Work task: Omit the images and output every line of the data below exactly.

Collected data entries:
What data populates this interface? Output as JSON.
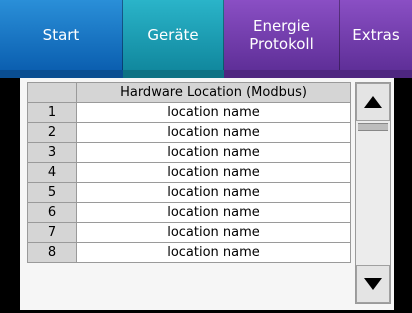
{
  "tabs": [
    {
      "label": "Start",
      "color": "#0b5fb0"
    },
    {
      "label": "Geräte",
      "color": "#11889e"
    },
    {
      "label": "Energie Protokoll",
      "line1": "Energie",
      "line2": "Protokoll",
      "color": "#5f2f98"
    },
    {
      "label": "Extras",
      "color": "#5f2f98"
    }
  ],
  "table": {
    "header": "Hardware Location (Modbus)",
    "rows": [
      {
        "num": "1",
        "name": "location name"
      },
      {
        "num": "2",
        "name": "location name"
      },
      {
        "num": "3",
        "name": "location name"
      },
      {
        "num": "4",
        "name": "location name"
      },
      {
        "num": "5",
        "name": "location name"
      },
      {
        "num": "6",
        "name": "location name"
      },
      {
        "num": "7",
        "name": "location name"
      },
      {
        "num": "8",
        "name": "location name"
      }
    ]
  },
  "scrollbar": {
    "up_icon": "triangle-up-icon",
    "down_icon": "triangle-down-icon"
  }
}
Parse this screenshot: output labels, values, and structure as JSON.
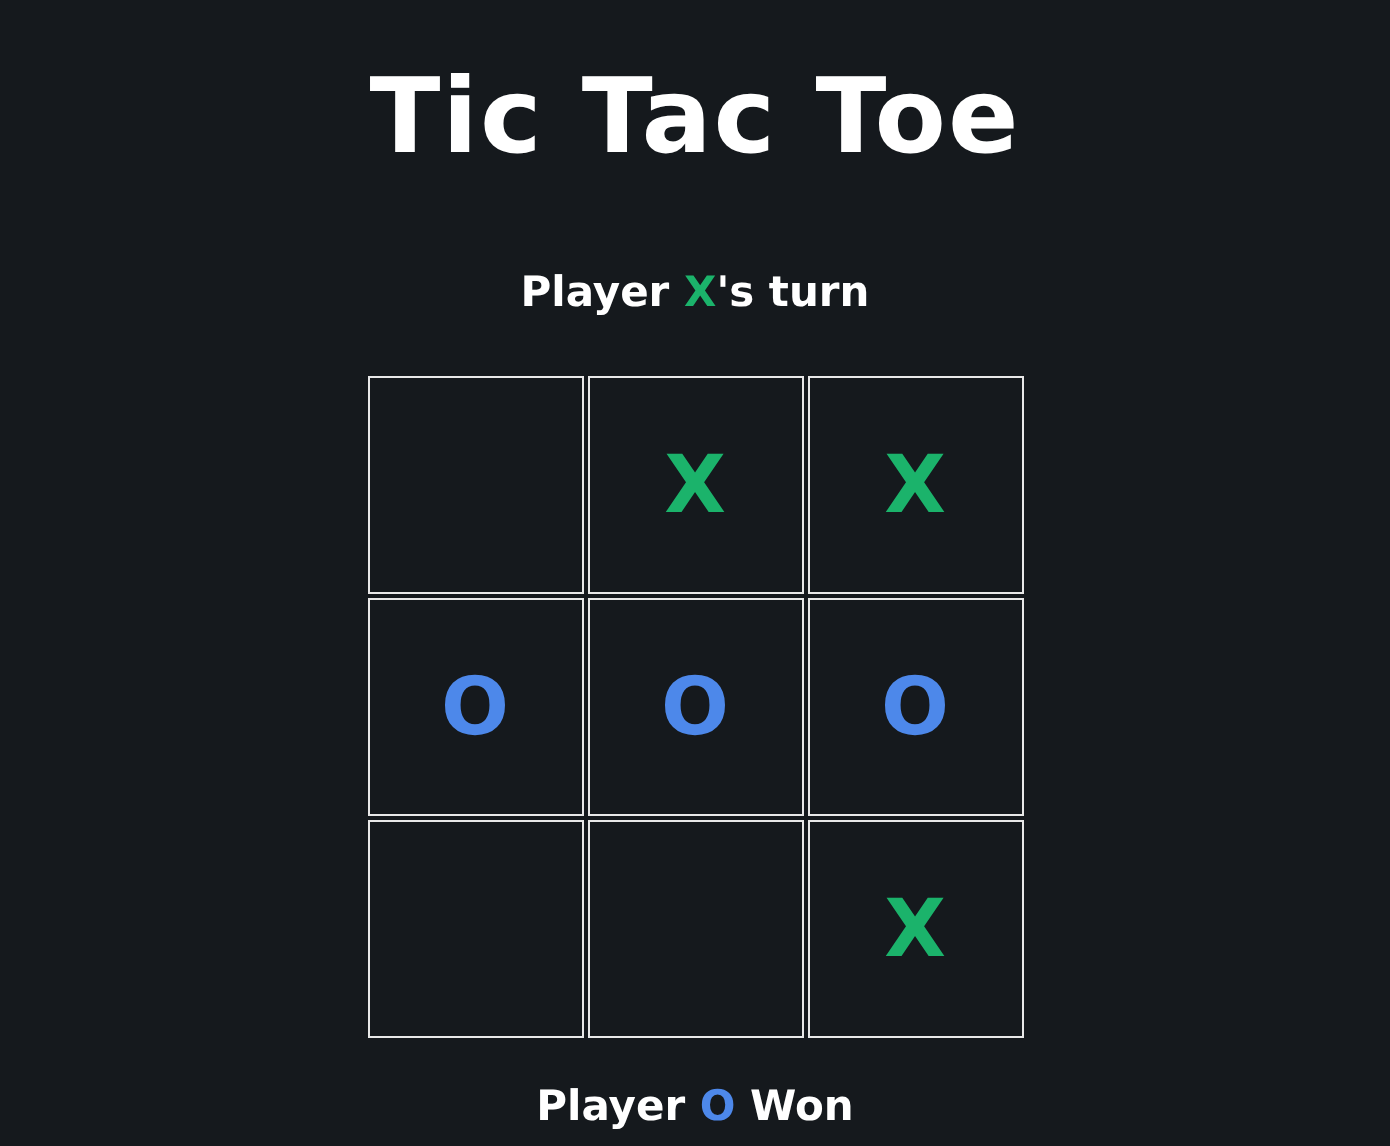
{
  "title": "Tic Tac Toe",
  "status": {
    "before": "Player ",
    "player": {
      "kind": "x",
      "text": "X"
    },
    "after": "'s turn"
  },
  "board": [
    {
      "kind": "empty"
    },
    {
      "kind": "x",
      "text": "X"
    },
    {
      "kind": "x",
      "text": "X"
    },
    {
      "kind": "o",
      "text": "O"
    },
    {
      "kind": "o",
      "text": "O"
    },
    {
      "kind": "o",
      "text": "O"
    },
    {
      "kind": "empty"
    },
    {
      "kind": "empty"
    },
    {
      "kind": "x",
      "text": "X"
    }
  ],
  "result": {
    "before": "Player ",
    "player": {
      "kind": "o",
      "text": "O"
    },
    "after": " Won"
  }
}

Solution to this problem:
What data populates this interface? Output as JSON.
{
  "tabs": [
    {
      "label": "Start",
      "color": "#0b5fb0"
    },
    {
      "label": "Geräte",
      "color": "#11889e"
    },
    {
      "label": "Energie Protokoll",
      "line1": "Energie",
      "line2": "Protokoll",
      "color": "#5f2f98"
    },
    {
      "label": "Extras",
      "color": "#5f2f98"
    }
  ],
  "table": {
    "header": "Hardware Location (Modbus)",
    "rows": [
      {
        "num": "1",
        "name": "location name"
      },
      {
        "num": "2",
        "name": "location name"
      },
      {
        "num": "3",
        "name": "location name"
      },
      {
        "num": "4",
        "name": "location name"
      },
      {
        "num": "5",
        "name": "location name"
      },
      {
        "num": "6",
        "name": "location name"
      },
      {
        "num": "7",
        "name": "location name"
      },
      {
        "num": "8",
        "name": "location name"
      }
    ]
  },
  "scrollbar": {
    "up_icon": "triangle-up-icon",
    "down_icon": "triangle-down-icon"
  }
}
Parse this screenshot: output labels, values, and structure as JSON.
{
  "title": "Tic Tac Toe",
  "status": {
    "before": "Player ",
    "player": {
      "kind": "x",
      "text": "X"
    },
    "after": "'s turn"
  },
  "board": [
    {
      "kind": "empty"
    },
    {
      "kind": "x",
      "text": "X"
    },
    {
      "kind": "x",
      "text": "X"
    },
    {
      "kind": "o",
      "text": "O"
    },
    {
      "kind": "o",
      "text": "O"
    },
    {
      "kind": "o",
      "text": "O"
    },
    {
      "kind": "empty"
    },
    {
      "kind": "empty"
    },
    {
      "kind": "x",
      "text": "X"
    }
  ],
  "result": {
    "before": "Player ",
    "player": {
      "kind": "o",
      "text": "O"
    },
    "after": " Won"
  }
}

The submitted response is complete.